As Connecticut and much of the Eastern Seaboard continue to recover from the effects of Irene, forecasters from the National Hurricane Center are keeping an eye on another storm developing over the Atlantic: Katia.
As of 5 a.m. Thursday, the tropical system — which reached hurricane strength late Wednesday — was situated about 1,065 miles east of the Leeward Islands. With maximum sustained winds of 75 mph, the storm was moving west at about 20 mph.
"Katia is a category one hurricane on the Saffir-Simpson scale," the NHC reports. "Some strengthening is forecast during the next 48 hours, and Katia could become a major hurricane by the weekend."
But could Katia follow in Irene's footsteps by making landfall on the East Coast of the U.S.?
"It's got a lot of ocean to go. There's no way at this point to say if it will make any impacts, let alone when it might make them," NHC meteorologist Dennis Feltgen told MSNBC. "There's a reason we don't do forecasts more than five days in advance — the information just isn't good."
As indicated by models from the Weather Underground, Katia could easily turn back out to sea before it has any effect on the U.S. mainland.
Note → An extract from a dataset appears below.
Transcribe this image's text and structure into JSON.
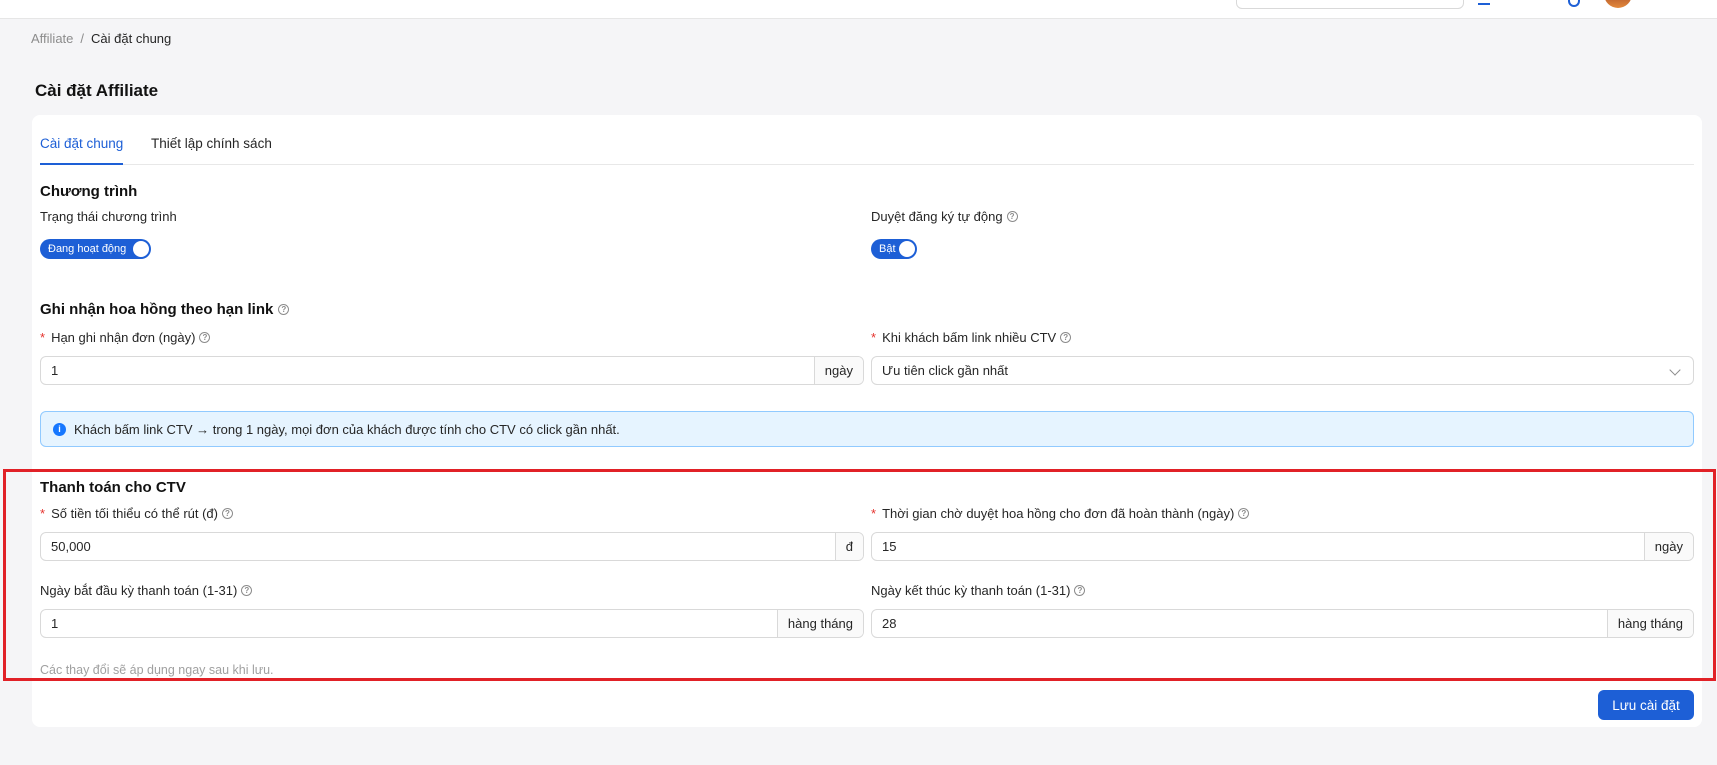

But there remains a chance that the storm's "recurving" will take it along a path similar to the last storm.
Until meteorologists are able to project Katia's C-shaped path with more accuracy, however, residents of the East Coast will simply be left to monitor the latest forecast and hope that Katia doesn't take after Irene.
Editor's Note: John Davisson is the editor of , where this article was first posted.